→ **ACTIVITY**: Repeat the records below exactly, leaving out every picture.

→ **EXERCISE INPUT**:
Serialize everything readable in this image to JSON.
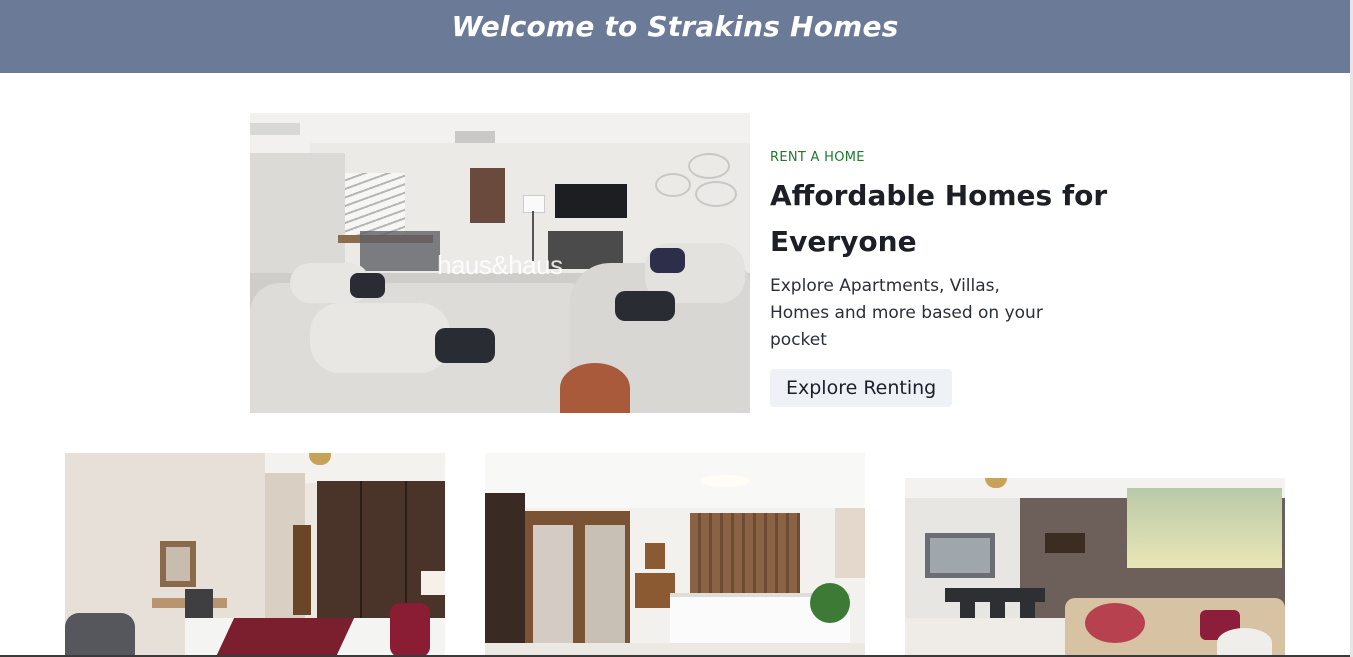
{
  "header": {
    "title": "Welcome to Strakins Homes"
  },
  "hero": {
    "eyebrow": "RENT A HOME",
    "title_line1": "Affordable Homes for",
    "title_line2": "Everyone",
    "description": "Explore Apartments, Villas, Homes and more based on your pocket",
    "button_label": "Explore Renting",
    "image_watermark": "haus&haus"
  },
  "listings": [
    {
      "image": "bedroom-with-wardrobe-photo"
    },
    {
      "image": "bedroom-with-mirror-wardrobe-photo"
    },
    {
      "image": "living-dining-room-photo"
    }
  ],
  "colors": {
    "header_bg": "#6b7a96",
    "eyebrow": "#1e7a2e",
    "button_bg": "#eef1f5"
  }
}
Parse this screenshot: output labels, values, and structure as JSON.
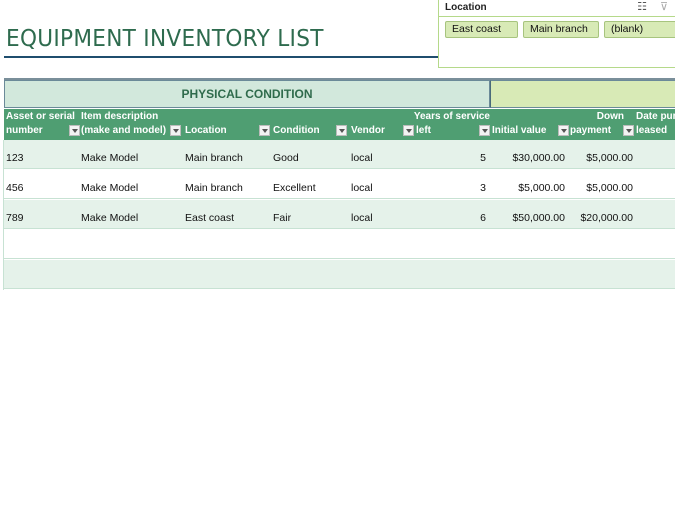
{
  "title": "EQUIPMENT INVENTORY LIST",
  "slicer": {
    "header": "Location",
    "icons": [
      "multi-select-icon",
      "clear-filter-icon"
    ],
    "items": [
      "East coast",
      "Main branch",
      "(blank)"
    ]
  },
  "groups": {
    "physical": "PHYSICAL CONDITION",
    "financial": ""
  },
  "columns": [
    {
      "line1": "Asset or serial",
      "line2": "number"
    },
    {
      "line1": "Item description",
      "line2": "(make and model)"
    },
    {
      "line1": "",
      "line2": "Location"
    },
    {
      "line1": "",
      "line2": "Condition"
    },
    {
      "line1": "",
      "line2": "Vendor"
    },
    {
      "line1": "Years of service",
      "line2": "left"
    },
    {
      "line1": "",
      "line2": "Initial value"
    },
    {
      "line1": "Down",
      "line2": "payment"
    },
    {
      "line1": "Date pur",
      "line2": "leased"
    }
  ],
  "rows": [
    {
      "asset": "123",
      "item": "Make Model",
      "location": "Main branch",
      "condition": "Good",
      "vendor": "local",
      "years": "5",
      "initial": "$30,000.00",
      "down": "$5,000.00"
    },
    {
      "asset": "456",
      "item": "Make Model",
      "location": "Main branch",
      "condition": "Excellent",
      "vendor": "local",
      "years": "3",
      "initial": "$5,000.00",
      "down": "$5,000.00"
    },
    {
      "asset": "789",
      "item": "Make Model",
      "location": "East coast",
      "condition": "Fair",
      "vendor": "local",
      "years": "6",
      "initial": "$50,000.00",
      "down": "$20,000.00"
    },
    {
      "asset": "",
      "item": "",
      "location": "",
      "condition": "",
      "vendor": "",
      "years": "",
      "initial": "",
      "down": ""
    },
    {
      "asset": "",
      "item": "",
      "location": "",
      "condition": "",
      "vendor": "",
      "years": "",
      "initial": "",
      "down": ""
    }
  ]
}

→ **OUTPUT FOR THIS TASK**:
Serialize everything readable in this image to JSON.
{
  "header": {
    "title": "Welcome to Strakins Homes"
  },
  "hero": {
    "eyebrow": "RENT A HOME",
    "title_line1": "Affordable Homes for",
    "title_line2": "Everyone",
    "description": "Explore Apartments, Villas, Homes and more based on your pocket",
    "button_label": "Explore Renting",
    "image_watermark": "haus&haus"
  },
  "listings": [
    {
      "image": "bedroom-with-wardrobe-photo"
    },
    {
      "image": "bedroom-with-mirror-wardrobe-photo"
    },
    {
      "image": "living-dining-room-photo"
    }
  ],
  "colors": {
    "header_bg": "#6b7a96",
    "eyebrow": "#1e7a2e",
    "button_bg": "#eef1f5"
  }
}
Parse this screenshot: output labels, values, and structure as JSON.
{
  "title": "EQUIPMENT INVENTORY LIST",
  "slicer": {
    "header": "Location",
    "icons": [
      "multi-select-icon",
      "clear-filter-icon"
    ],
    "items": [
      "East coast",
      "Main branch",
      "(blank)"
    ]
  },
  "groups": {
    "physical": "PHYSICAL CONDITION",
    "financial": ""
  },
  "columns": [
    {
      "line1": "Asset or serial",
      "line2": "number"
    },
    {
      "line1": "Item description",
      "line2": "(make and model)"
    },
    {
      "line1": "",
      "line2": "Location"
    },
    {
      "line1": "",
      "line2": "Condition"
    },
    {
      "line1": "",
      "line2": "Vendor"
    },
    {
      "line1": "Years of service",
      "line2": "left"
    },
    {
      "line1": "",
      "line2": "Initial value"
    },
    {
      "line1": "Down",
      "line2": "payment"
    },
    {
      "line1": "Date pur",
      "line2": "leased"
    }
  ],
  "rows": [
    {
      "asset": "123",
      "item": "Make Model",
      "location": "Main branch",
      "condition": "Good",
      "vendor": "local",
      "years": "5",
      "initial": "$30,000.00",
      "down": "$5,000.00"
    },
    {
      "asset": "456",
      "item": "Make Model",
      "location": "Main branch",
      "condition": "Excellent",
      "vendor": "local",
      "years": "3",
      "initial": "$5,000.00",
      "down": "$5,000.00"
    },
    {
      "asset": "789",
      "item": "Make Model",
      "location": "East coast",
      "condition": "Fair",
      "vendor": "local",
      "years": "6",
      "initial": "$50,000.00",
      "down": "$20,000.00"
    },
    {
      "asset": "",
      "item": "",
      "location": "",
      "condition": "",
      "vendor": "",
      "years": "",
      "initial": "",
      "down": ""
    },
    {
      "asset": "",
      "item": "",
      "location": "",
      "condition": "",
      "vendor": "",
      "years": "",
      "initial": "",
      "down": ""
    }
  ]
}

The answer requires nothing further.